Respectability works: There are more Indie Authors than ever
Digital Book World quotes facts and figures from the Bowker market report that testify to a self-publishing boom
In 2011, there were about 235,000 self-published titles in the U.S., and about 87,000 of them were e-books.
While most self-published titles are still print books (some 63%), the e-book category is growing faster. E-book self-publishing production is up 129% since 2006, versus a gain of 33% for print over the same period.
So, where are the Indie authors heading to produce all these books?
It seems that a few larger players dominate the e-book self-publishing market, according to the report. Author Solutions (47,094 titles, now owned by Penguin) and Smashwords (40,608 titles) led the way but Lulu wasn’t far behind (38,005). Outside of these three and Amazon’s CreateSpace, which dominates the print side of self-publishing, no other company has more than 10% market-share.
And authors are winning. In the past year, these self-publishing operations and smaller competitors have been battling for the favor of authors, offering lower prices, better services and other goodies to lure them to their platform.

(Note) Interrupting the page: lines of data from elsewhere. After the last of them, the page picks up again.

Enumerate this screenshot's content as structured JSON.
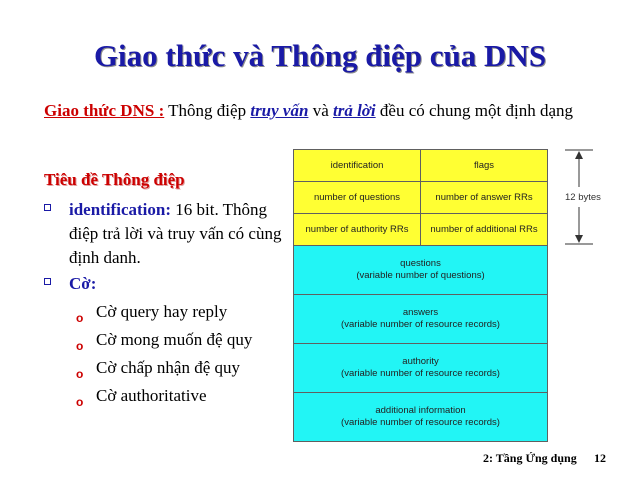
{
  "title": "Giao thức và Thông điệp của DNS",
  "intro": {
    "label": "Giao thức DNS :",
    "part1": " Thông điệp ",
    "query": "truy vấn",
    "part2": " và ",
    "reply": "trả lời",
    "part3": " đều có chung một định dạng"
  },
  "subheading": "Tiêu đề Thông điệp",
  "bullets": [
    {
      "label": "identification:",
      "text": " 16 bit. Thông điệp trả lời và truy vấn có cùng định danh."
    },
    {
      "label": "Cờ:",
      "text": ""
    }
  ],
  "flags": [
    "Cờ query hay reply",
    "Cờ mong muốn đệ quy",
    "Cờ chấp nhận đệ quy",
    "Cờ authoritative"
  ],
  "table": {
    "header_rows": [
      [
        "identification",
        "flags"
      ],
      [
        "number of questions",
        "number of answer RRs"
      ],
      [
        "number of authority RRs",
        "number of additional RRs"
      ]
    ],
    "sections": [
      {
        "name": "questions",
        "desc": "(variable number of questions)"
      },
      {
        "name": "answers",
        "desc": "(variable number of resource records)"
      },
      {
        "name": "authority",
        "desc": "(variable number of resource  records)"
      },
      {
        "name": "additional information",
        "desc": "(variable number of resource records)"
      }
    ],
    "header_size": "12 bytes",
    "colors": {
      "header": "#ffff33",
      "body": "#22f5f5"
    }
  },
  "footer": {
    "chapter": "2: Tầng Ứng dụng",
    "page": "12"
  }
}
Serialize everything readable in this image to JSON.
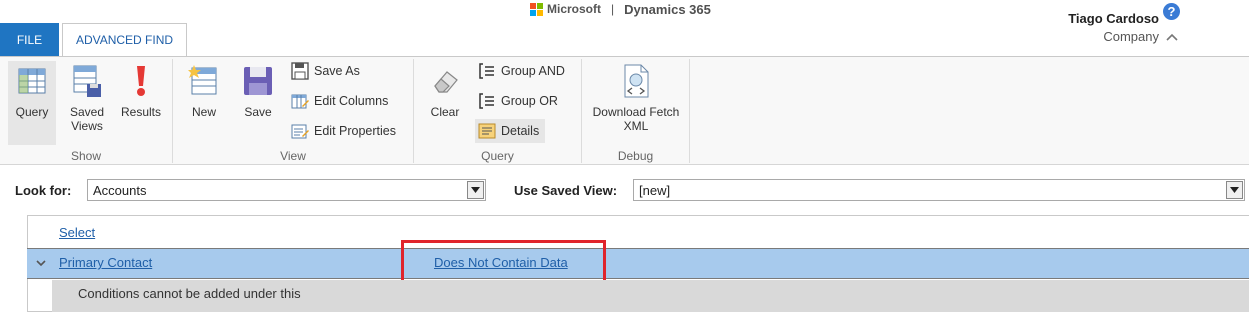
{
  "header": {
    "brand_microsoft": "Microsoft",
    "brand_separator": "|",
    "brand_product": "Dynamics 365",
    "user_name": "Tiago Cardoso",
    "user_company": "Company",
    "help_icon": "?"
  },
  "tabs": [
    {
      "label": "FILE"
    },
    {
      "label": "ADVANCED FIND"
    }
  ],
  "ribbon": {
    "show": {
      "label": "Show",
      "query": "Query",
      "saved_views": "Saved Views",
      "results": "Results"
    },
    "view": {
      "label": "View",
      "new": "New",
      "save": "Save",
      "save_as": "Save As",
      "edit_columns": "Edit Columns",
      "edit_properties": "Edit Properties"
    },
    "query": {
      "label": "Query",
      "clear": "Clear",
      "group_and": "Group AND",
      "group_or": "Group OR",
      "details": "Details"
    },
    "debug": {
      "label": "Debug",
      "download_fetch_xml": "Download Fetch XML"
    }
  },
  "lookfor": {
    "label": "Look for:",
    "value": "Accounts"
  },
  "saved_view": {
    "label": "Use Saved View:",
    "value": "[new]"
  },
  "grid": {
    "select_link": "Select",
    "condition": {
      "field": "Primary Contact",
      "operator": "Does Not Contain Data"
    },
    "message": "Conditions cannot be added under this"
  },
  "colors": {
    "file_tab": "#1f75c2",
    "selected_row": "#a7caed",
    "highlight": "#e0242c",
    "link": "#1f5fa8"
  }
}
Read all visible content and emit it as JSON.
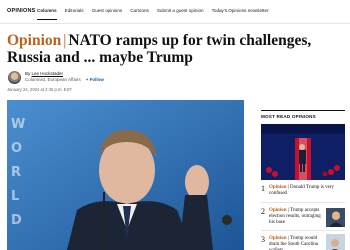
{
  "nav": {
    "section": "OPINIONS",
    "links": [
      "Columns",
      "Editorials",
      "Guest opinions",
      "Cartoons",
      "Submit a guest opinion",
      "Today's Opinions newsletter"
    ],
    "active_index": 0
  },
  "article": {
    "kicker": "Opinion",
    "divider": "|",
    "title": "NATO ramps up for twin challenges, Russia and ... maybe Trump",
    "author_prefix": "By ",
    "author": "Lee Hockstader",
    "author_role": "Columnist, European Affairs",
    "follow_label": "+ Follow",
    "date": "January 24, 2024 at 2:45 p.m. EST"
  },
  "sidebar": {
    "label": "MOST READ OPINIONS",
    "items": [
      {
        "num": "1",
        "kicker": "Opinion",
        "divider": " | ",
        "text": "Donald Trump is very confused"
      },
      {
        "num": "2",
        "kicker": "Opinion",
        "divider": " | ",
        "text": "Trump accepts election results, outraging his base"
      },
      {
        "num": "3",
        "kicker": "Opinion",
        "divider": " | ",
        "text": "Trump would drain the South Carolina wallets"
      }
    ]
  },
  "colors": {
    "kicker": "#b5651d",
    "follow": "#1a56a6",
    "photo_bg": "#2a6fb4"
  }
}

FastPencil, one of these smaller competitors, just announced that it would offer some of its authors the opportunity to be printed and distributed via Barnes & Noble. Author Solutions offers authors 100% royalties on books published and distributed through the site, making its primary service free for many of its customers – this promotion was to end on July 4 but was extended indefinitely due to its success. The company also recently launched BookStub, a service where authors can sell their e-books in person using a credit-card sized voucher with a picture of the book cover on one side and a product code on the other. A new company called Your Ebook Team just launched and says that it offers authors “360 degree” service, from editorial to distribution. Lulu recently launched an “author advice” tool.